However, while O'Connor often uses a moment of violence as a means of grace, Gautreaux's approach is to see crisis moments as opportunities for intervention. As he puts it in one very interesting interview: "There are several of my stories that you could call intervention stories, where somebody's in a bad way, and a character takes that step to help, breaks through the mirror, to go to the other side. There's no story unless somebody does something like that.... But all of that comes from being raised Catholic where we have been taught to help people who are less fortunate than we are, not just by praying for them but by actually going out and fixing their busted air conditioners and stuff."
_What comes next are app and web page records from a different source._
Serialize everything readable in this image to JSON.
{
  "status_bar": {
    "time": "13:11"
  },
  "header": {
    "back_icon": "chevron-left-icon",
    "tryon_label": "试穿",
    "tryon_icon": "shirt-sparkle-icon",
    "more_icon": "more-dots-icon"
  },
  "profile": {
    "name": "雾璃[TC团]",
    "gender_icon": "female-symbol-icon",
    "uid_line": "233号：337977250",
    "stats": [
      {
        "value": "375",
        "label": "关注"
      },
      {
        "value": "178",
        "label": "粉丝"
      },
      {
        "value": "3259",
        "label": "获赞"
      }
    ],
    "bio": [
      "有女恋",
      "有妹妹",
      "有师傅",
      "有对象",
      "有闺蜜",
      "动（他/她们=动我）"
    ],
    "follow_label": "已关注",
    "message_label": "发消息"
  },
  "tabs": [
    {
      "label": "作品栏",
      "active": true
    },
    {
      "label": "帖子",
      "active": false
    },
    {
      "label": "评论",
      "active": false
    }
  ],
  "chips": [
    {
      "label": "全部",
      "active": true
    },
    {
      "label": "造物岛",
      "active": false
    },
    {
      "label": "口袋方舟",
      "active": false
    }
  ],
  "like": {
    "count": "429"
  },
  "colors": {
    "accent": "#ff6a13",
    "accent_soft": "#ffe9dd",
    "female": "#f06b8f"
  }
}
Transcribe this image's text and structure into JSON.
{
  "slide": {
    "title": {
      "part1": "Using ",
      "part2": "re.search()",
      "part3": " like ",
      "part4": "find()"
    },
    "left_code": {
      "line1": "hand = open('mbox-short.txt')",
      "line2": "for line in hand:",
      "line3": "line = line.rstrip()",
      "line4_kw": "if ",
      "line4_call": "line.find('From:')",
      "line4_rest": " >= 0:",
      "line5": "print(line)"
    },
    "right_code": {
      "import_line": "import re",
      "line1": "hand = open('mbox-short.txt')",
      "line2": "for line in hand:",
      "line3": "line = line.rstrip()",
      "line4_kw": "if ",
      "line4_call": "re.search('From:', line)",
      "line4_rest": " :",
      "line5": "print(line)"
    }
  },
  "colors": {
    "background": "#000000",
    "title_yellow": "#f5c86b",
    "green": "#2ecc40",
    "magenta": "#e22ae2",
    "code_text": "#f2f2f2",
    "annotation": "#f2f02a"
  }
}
This isn't the place for a full-blown review so I'll restrict myself to a couple of points about Gautreaux's Catholic approach to storytelling. In one story, 'Good for the Soul', he writes that "Sometimes saving a soul was like catching a dragonfly. You couldn't blunder up to it and trap it with a swipe of the hand." The same could be said of Gautreaux's approach in his fiction. As one of the characters in 'Misuse of Light' puts it in other context, to get to the truth you have to look at everything - "objects, shadows, even the blurry parts."
He also made these fascinating comments in the interview I mentioned above:
"I seem to run across two types of stories that worry me. One is the New Yorker type tale where everything is a joke and the reader can't really take anything, including death and disease, seriously. The reader feels he's not supposed to have intense emotions about anything because that's silly and bourgeois. And the other type of story I run across is a truly dark narrative about vicious people who don't learn anything from what they do and are not punished in any way and never get their comeuppance. Sometimes that's realism. And such stories belong in the canon. But the mistake a writer of those types of stories makes, I think, is to write all of his stories like that because then, cumulatively, the author gets away from realism.
"Now what do I mean by that? It's unrealistic to ignore compassion and the ability people have to cope and even triumph over their problems. You can write a story about how horrible it is to die from a certain type of cancer. That's realistic. Yet I run across many people who have coped with their cancer and are in fairly good shape the night they die. I've known people like this. Where is their literature? I read this student's story about a woman who was molested, was totally ruined emotionally, and eventually committed suicide. I've known many male and female students who were sexually abused, and most have coped in various ways. Some of them even write about it, which is disturbing to read, but nevertheless — maybe it's therapy — they're able to do it. Somehow people who suffer in this way or that are able to triumph over what they're going through. Where are the short stories about the small successes that people have dealing with their problems? Well, they're not out there because they're hard as hell to write without making them seem simple-minded or clichéd or insipid or sentimental. The most frightening thing in the world to an intelligent writer is sentimentality. He doesn't want a molecule of it in his fiction. But I think if you read enough and you understand how to blend humor and irony and the right tone in with the bad stuff, you can write a story that carries an emotional load yet is not sentimental in the least."
For the teachers among you, this analysis of the Deepwater Horizon disaster in the Gulf of Mexico and this story written in its aftermath may be of interest.
These thoughts on writing short stories are also really useful in the classroom.